(Beginning of Exercise data)

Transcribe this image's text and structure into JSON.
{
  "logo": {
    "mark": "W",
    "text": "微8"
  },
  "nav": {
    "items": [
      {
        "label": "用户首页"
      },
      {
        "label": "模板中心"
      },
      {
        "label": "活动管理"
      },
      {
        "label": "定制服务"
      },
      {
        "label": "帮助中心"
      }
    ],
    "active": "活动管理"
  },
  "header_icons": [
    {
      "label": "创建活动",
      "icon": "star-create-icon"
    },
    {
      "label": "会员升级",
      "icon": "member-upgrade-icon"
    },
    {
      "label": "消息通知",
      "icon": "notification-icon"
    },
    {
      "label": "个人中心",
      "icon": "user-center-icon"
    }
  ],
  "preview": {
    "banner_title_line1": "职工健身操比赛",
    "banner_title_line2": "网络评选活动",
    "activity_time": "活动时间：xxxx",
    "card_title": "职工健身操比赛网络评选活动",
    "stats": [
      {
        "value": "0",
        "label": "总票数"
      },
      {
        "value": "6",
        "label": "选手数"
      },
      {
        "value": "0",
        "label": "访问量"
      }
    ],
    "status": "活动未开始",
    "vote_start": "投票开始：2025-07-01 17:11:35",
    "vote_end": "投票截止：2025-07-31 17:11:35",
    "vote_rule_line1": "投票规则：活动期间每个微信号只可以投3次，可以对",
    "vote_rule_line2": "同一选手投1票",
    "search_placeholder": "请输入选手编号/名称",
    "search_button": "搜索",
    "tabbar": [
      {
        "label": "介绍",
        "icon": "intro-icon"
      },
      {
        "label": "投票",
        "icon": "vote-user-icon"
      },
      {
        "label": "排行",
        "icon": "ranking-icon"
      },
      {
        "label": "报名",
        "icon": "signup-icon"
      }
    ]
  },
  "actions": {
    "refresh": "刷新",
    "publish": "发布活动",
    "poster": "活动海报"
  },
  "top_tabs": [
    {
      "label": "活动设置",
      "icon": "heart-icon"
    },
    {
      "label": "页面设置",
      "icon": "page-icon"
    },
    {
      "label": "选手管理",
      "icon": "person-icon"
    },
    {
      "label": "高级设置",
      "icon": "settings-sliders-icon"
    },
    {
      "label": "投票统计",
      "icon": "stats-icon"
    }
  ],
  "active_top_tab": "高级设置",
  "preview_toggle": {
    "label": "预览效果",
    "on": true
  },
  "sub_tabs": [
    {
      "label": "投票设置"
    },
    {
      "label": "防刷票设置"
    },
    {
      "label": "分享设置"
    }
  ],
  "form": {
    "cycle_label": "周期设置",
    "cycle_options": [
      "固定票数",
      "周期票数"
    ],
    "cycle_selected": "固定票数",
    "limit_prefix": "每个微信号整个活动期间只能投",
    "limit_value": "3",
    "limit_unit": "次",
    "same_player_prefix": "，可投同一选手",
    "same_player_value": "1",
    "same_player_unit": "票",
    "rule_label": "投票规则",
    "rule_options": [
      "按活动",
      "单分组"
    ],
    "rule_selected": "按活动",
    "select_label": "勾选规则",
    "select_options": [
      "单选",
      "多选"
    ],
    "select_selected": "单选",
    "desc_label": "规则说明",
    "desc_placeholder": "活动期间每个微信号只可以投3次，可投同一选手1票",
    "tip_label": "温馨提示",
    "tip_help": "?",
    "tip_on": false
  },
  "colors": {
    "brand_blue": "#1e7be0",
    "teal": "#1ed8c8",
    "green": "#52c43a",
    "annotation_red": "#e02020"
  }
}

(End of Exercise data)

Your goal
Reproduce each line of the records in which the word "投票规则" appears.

Task response
    "vote_rule_line1": "投票规则：活动期间每个微信号只可以投3次，可以对",
    "rule_label": "投票规则",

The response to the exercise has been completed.